Collection entries:
-- Opening Marker --
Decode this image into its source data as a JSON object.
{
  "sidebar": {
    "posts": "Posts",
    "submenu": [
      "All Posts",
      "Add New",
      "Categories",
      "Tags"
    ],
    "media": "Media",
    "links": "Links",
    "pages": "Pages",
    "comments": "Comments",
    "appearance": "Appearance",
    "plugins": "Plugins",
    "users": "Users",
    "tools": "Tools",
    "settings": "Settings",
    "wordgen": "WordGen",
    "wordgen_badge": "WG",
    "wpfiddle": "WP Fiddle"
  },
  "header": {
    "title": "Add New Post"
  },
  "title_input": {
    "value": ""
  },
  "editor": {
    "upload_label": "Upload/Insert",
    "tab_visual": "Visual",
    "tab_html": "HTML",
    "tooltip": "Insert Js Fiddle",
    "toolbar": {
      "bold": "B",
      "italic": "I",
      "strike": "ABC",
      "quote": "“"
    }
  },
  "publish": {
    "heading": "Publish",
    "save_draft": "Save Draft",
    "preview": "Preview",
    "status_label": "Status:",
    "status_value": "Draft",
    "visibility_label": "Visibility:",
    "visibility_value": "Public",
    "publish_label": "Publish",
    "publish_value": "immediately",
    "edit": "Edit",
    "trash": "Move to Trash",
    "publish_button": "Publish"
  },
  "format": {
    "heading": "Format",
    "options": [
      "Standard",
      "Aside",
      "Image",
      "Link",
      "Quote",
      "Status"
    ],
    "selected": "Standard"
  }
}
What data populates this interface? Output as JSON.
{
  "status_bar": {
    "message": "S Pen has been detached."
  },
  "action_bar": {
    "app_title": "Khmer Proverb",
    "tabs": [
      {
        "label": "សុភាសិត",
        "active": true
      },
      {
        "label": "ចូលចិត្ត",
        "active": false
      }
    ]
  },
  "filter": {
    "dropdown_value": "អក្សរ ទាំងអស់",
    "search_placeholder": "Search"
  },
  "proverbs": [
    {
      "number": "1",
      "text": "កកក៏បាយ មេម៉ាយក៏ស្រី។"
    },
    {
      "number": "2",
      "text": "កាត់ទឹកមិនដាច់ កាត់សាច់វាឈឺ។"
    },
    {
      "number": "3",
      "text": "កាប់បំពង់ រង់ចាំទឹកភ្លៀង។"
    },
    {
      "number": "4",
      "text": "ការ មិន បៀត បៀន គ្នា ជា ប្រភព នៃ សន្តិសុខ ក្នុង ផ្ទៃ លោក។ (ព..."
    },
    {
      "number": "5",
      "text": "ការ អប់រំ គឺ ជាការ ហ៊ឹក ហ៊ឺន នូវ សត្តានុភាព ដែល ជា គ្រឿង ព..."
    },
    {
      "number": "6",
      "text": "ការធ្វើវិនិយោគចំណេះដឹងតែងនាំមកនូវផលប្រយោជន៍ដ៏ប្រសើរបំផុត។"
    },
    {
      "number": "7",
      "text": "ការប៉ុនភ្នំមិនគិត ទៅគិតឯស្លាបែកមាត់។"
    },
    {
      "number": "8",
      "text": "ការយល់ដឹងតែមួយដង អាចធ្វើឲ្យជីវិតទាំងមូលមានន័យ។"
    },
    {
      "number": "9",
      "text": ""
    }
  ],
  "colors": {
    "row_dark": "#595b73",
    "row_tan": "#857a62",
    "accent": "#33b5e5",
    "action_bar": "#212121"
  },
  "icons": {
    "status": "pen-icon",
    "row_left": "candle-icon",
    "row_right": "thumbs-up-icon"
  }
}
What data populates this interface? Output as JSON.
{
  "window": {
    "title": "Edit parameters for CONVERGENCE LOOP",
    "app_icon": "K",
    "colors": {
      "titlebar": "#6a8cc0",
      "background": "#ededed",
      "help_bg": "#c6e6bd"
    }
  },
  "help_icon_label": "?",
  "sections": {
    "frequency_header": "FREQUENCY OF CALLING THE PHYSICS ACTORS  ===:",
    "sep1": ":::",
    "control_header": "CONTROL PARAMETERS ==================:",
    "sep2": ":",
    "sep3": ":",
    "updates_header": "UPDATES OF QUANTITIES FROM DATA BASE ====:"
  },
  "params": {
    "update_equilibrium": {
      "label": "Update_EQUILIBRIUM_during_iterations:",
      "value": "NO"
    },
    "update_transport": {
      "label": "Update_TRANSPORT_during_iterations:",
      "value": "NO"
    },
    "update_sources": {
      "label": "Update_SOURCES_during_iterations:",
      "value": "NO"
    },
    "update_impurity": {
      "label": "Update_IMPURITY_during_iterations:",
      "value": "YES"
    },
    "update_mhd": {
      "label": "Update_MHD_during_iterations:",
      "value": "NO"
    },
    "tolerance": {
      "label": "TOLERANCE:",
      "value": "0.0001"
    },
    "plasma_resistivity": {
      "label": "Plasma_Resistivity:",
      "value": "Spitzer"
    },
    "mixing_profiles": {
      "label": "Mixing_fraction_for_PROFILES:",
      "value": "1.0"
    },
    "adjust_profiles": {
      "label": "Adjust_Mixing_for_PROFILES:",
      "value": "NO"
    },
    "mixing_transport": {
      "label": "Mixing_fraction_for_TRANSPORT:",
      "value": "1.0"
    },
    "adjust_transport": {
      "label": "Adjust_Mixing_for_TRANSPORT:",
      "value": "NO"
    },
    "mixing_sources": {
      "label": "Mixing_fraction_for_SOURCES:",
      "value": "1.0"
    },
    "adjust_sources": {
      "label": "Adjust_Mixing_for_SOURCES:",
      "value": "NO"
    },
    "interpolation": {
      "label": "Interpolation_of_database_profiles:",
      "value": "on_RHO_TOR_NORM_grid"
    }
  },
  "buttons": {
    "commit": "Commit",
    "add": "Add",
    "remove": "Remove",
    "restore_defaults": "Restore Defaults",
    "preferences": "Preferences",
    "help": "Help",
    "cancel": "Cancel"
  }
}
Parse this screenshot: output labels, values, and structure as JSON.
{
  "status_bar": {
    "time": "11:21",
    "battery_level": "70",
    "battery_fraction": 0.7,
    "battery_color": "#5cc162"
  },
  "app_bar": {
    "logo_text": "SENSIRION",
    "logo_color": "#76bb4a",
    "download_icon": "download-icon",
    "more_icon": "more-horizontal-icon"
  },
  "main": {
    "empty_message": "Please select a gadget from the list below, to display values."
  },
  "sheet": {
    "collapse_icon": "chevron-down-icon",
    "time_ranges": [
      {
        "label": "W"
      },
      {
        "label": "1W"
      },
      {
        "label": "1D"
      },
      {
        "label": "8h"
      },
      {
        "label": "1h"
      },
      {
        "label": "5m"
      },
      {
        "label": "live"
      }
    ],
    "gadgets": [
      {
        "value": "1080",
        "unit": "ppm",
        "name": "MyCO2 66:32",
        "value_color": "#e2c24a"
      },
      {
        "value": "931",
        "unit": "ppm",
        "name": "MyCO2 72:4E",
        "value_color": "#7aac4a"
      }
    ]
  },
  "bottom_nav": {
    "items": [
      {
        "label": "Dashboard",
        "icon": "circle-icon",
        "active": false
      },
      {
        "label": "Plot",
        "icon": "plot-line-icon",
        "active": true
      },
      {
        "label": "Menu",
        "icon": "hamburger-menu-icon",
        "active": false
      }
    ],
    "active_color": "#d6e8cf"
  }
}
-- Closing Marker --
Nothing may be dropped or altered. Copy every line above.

▸ Answer for this exercise:
Decode this image into its source data as a JSON object.
{
  "sidebar": {
    "posts": "Posts",
    "submenu": [
      "All Posts",
      "Add New",
      "Categories",
      "Tags"
    ],
    "media": "Media",
    "links": "Links",
    "pages": "Pages",
    "comments": "Comments",
    "appearance": "Appearance",
    "plugins": "Plugins",
    "users": "Users",
    "tools": "Tools",
    "settings": "Settings",
    "wordgen": "WordGen",
    "wordgen_badge": "WG",
    "wpfiddle": "WP Fiddle"
  },
  "header": {
    "title": "Add New Post"
  },
  "title_input": {
    "value": ""
  },
  "editor": {
    "upload_label": "Upload/Insert",
    "tab_visual": "Visual",
    "tab_html": "HTML",
    "tooltip": "Insert Js Fiddle",
    "toolbar": {
      "bold": "B",
      "italic": "I",
      "strike": "ABC",
      "quote": "“"
    }
  },
  "publish": {
    "heading": "Publish",
    "save_draft": "Save Draft",
    "preview": "Preview",
    "status_label": "Status:",
    "status_value": "Draft",
    "visibility_label": "Visibility:",
    "visibility_value": "Public",
    "publish_label": "Publish",
    "publish_value": "immediately",
    "edit": "Edit",
    "trash": "Move to Trash",
    "publish_button": "Publish"
  },
  "format": {
    "heading": "Format",
    "options": [
      "Standard",
      "Aside",
      "Image",
      "Link",
      "Quote",
      "Status"
    ],
    "selected": "Standard"
  }
}
What data populates this interface? Output as JSON.
{
  "status_bar": {
    "message": "S Pen has been detached."
  },
  "action_bar": {
    "app_title": "Khmer Proverb",
    "tabs": [
      {
        "label": "សុភាសិត",
        "active": true
      },
      {
        "label": "ចូលចិត្ត",
        "active": false
      }
    ]
  },
  "filter": {
    "dropdown_value": "អក្សរ ទាំងអស់",
    "search_placeholder": "Search"
  },
  "proverbs": [
    {
      "number": "1",
      "text": "កកក៏បាយ មេម៉ាយក៏ស្រី។"
    },
    {
      "number": "2",
      "text": "កាត់ទឹកមិនដាច់ កាត់សាច់វាឈឺ។"
    },
    {
      "number": "3",
      "text": "កាប់បំពង់ រង់ចាំទឹកភ្លៀង។"
    },
    {
      "number": "4",
      "text": "ការ មិន បៀត បៀន គ្នា ជា ប្រភព នៃ សន្តិសុខ ក្នុង ផ្ទៃ លោក។ (ព..."
    },
    {
      "number": "5",
      "text": "ការ អប់រំ គឺ ជាការ ហ៊ឹក ហ៊ឺន នូវ សត្តានុភាព ដែល ជា គ្រឿង ព..."
    },
    {
      "number": "6",
      "text": "ការធ្វើវិនិយោគចំណេះដឹងតែងនាំមកនូវផលប្រយោជន៍ដ៏ប្រសើរបំផុត។"
    },
    {
      "number": "7",
      "text": "ការប៉ុនភ្នំមិនគិត ទៅគិតឯស្លាបែកមាត់។"
    },
    {
      "number": "8",
      "text": "ការយល់ដឹងតែមួយដង អាចធ្វើឲ្យជីវិតទាំងមូលមានន័យ។"
    },
    {
      "number": "9",
      "text": ""
    }
  ],
  "colors": {
    "row_dark": "#595b73",
    "row_tan": "#857a62",
    "accent": "#33b5e5",
    "action_bar": "#212121"
  },
  "icons": {
    "status": "pen-icon",
    "row_left": "candle-icon",
    "row_right": "thumbs-up-icon"
  }
}
What data populates this interface? Output as JSON.
{
  "window": {
    "title": "Edit parameters for CONVERGENCE LOOP",
    "app_icon": "K",
    "colors": {
      "titlebar": "#6a8cc0",
      "background": "#ededed",
      "help_bg": "#c6e6bd"
    }
  },
  "help_icon_label": "?",
  "sections": {
    "frequency_header": "FREQUENCY OF CALLING THE PHYSICS ACTORS  ===:",
    "sep1": ":::",
    "control_header": "CONTROL PARAMETERS ==================:",
    "sep2": ":",
    "sep3": ":",
    "updates_header": "UPDATES OF QUANTITIES FROM DATA BASE ====:"
  },
  "params": {
    "update_equilibrium": {
      "label": "Update_EQUILIBRIUM_during_iterations:",
      "value": "NO"
    },
    "update_transport": {
      "label": "Update_TRANSPORT_during_iterations:",
      "value": "NO"
    },
    "update_sources": {
      "label": "Update_SOURCES_during_iterations:",
      "value": "NO"
    },
    "update_impurity": {
      "label": "Update_IMPURITY_during_iterations:",
      "value": "YES"
    },
    "update_mhd": {
      "label": "Update_MHD_during_iterations:",
      "value": "NO"
    },
    "tolerance": {
      "label": "TOLERANCE:",
      "value": "0.0001"
    },
    "plasma_resistivity": {
      "label": "Plasma_Resistivity:",
      "value": "Spitzer"
    },
    "mixing_profiles": {
      "label": "Mixing_fraction_for_PROFILES:",
      "value": "1.0"
    },
    "adjust_profiles": {
      "label": "Adjust_Mixing_for_PROFILES:",
      "value": "NO"
    },
    "mixing_transport": {
      "label": "Mixing_fraction_for_TRANSPORT:",
      "value": "1.0"
    },
    "adjust_transport": {
      "label": "Adjust_Mixing_for_TRANSPORT:",
      "value": "NO"
    },
    "mixing_sources": {
      "label": "Mixing_fraction_for_SOURCES:",
      "value": "1.0"
    },
    "adjust_sources": {
      "label": "Adjust_Mixing_for_SOURCES:",
      "value": "NO"
    },
    "interpolation": {
      "label": "Interpolation_of_database_profiles:",
      "value": "on_RHO_TOR_NORM_grid"
    }
  },
  "buttons": {
    "commit": "Commit",
    "add": "Add",
    "remove": "Remove",
    "restore_defaults": "Restore Defaults",
    "preferences": "Preferences",
    "help": "Help",
    "cancel": "Cancel"
  }
}
Parse this screenshot: output labels, values, and structure as JSON.
{
  "status_bar": {
    "time": "11:21",
    "battery_level": "70",
    "battery_fraction": 0.7,
    "battery_color": "#5cc162"
  },
  "app_bar": {
    "logo_text": "SENSIRION",
    "logo_color": "#76bb4a",
    "download_icon": "download-icon",
    "more_icon": "more-horizontal-icon"
  },
  "main": {
    "empty_message": "Please select a gadget from the list below, to display values."
  },
  "sheet": {
    "collapse_icon": "chevron-down-icon",
    "time_ranges": [
      {
        "label": "W"
      },
      {
        "label": "1W"
      },
      {
        "label": "1D"
      },
      {
        "label": "8h"
      },
      {
        "label": "1h"
      },
      {
        "label": "5m"
      },
      {
        "label": "live"
      }
    ],
    "gadgets": [
      {
        "value": "1080",
        "unit": "ppm",
        "name": "MyCO2 66:32",
        "value_color": "#e2c24a"
      },
      {
        "value": "931",
        "unit": "ppm",
        "name": "MyCO2 72:4E",
        "value_color": "#7aac4a"
      }
    ]
  },
  "bottom_nav": {
    "items": [
      {
        "label": "Dashboard",
        "icon": "circle-icon",
        "active": false
      },
      {
        "label": "Plot",
        "icon": "plot-line-icon",
        "active": true
      },
      {
        "label": "Menu",
        "icon": "hamburger-menu-icon",
        "active": false
      }
    ],
    "active_color": "#d6e8cf"
  }
}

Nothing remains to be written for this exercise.